> **Available data**:
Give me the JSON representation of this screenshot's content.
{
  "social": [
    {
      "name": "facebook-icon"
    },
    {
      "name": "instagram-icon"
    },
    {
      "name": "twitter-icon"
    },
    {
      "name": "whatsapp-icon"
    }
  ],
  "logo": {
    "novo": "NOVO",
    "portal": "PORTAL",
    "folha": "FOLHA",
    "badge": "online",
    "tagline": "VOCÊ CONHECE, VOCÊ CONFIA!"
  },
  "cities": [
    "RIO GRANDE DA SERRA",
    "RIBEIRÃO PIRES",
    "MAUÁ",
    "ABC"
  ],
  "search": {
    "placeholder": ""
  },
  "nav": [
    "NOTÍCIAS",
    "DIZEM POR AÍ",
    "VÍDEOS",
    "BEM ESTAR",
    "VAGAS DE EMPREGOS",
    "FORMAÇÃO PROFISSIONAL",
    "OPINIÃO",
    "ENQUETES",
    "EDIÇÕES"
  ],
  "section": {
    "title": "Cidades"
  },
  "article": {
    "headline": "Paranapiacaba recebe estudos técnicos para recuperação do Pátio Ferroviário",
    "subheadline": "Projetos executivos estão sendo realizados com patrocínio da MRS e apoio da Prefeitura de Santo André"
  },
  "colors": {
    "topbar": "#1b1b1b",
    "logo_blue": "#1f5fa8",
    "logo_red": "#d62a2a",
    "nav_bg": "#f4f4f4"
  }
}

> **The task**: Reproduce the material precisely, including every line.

> **Solution to this task**:
Give me the JSON representation of this screenshot's content.
{
  "social": [
    {
      "name": "facebook-icon"
    },
    {
      "name": "instagram-icon"
    },
    {
      "name": "twitter-icon"
    },
    {
      "name": "whatsapp-icon"
    }
  ],
  "logo": {
    "novo": "NOVO",
    "portal": "PORTAL",
    "folha": "FOLHA",
    "badge": "online",
    "tagline": "VOCÊ CONHECE, VOCÊ CONFIA!"
  },
  "cities": [
    "RIO GRANDE DA SERRA",
    "RIBEIRÃO PIRES",
    "MAUÁ",
    "ABC"
  ],
  "search": {
    "placeholder": ""
  },
  "nav": [
    "NOTÍCIAS",
    "DIZEM POR AÍ",
    "VÍDEOS",
    "BEM ESTAR",
    "VAGAS DE EMPREGOS",
    "FORMAÇÃO PROFISSIONAL",
    "OPINIÃO",
    "ENQUETES",
    "EDIÇÕES"
  ],
  "section": {
    "title": "Cidades"
  },
  "article": {
    "headline": "Paranapiacaba recebe estudos técnicos para recuperação do Pátio Ferroviário",
    "subheadline": "Projetos executivos estão sendo realizados com patrocínio da MRS e apoio da Prefeitura de Santo André"
  },
  "colors": {
    "topbar": "#1b1b1b",
    "logo_blue": "#1f5fa8",
    "logo_red": "#d62a2a",
    "nav_bg": "#f4f4f4"
  }
}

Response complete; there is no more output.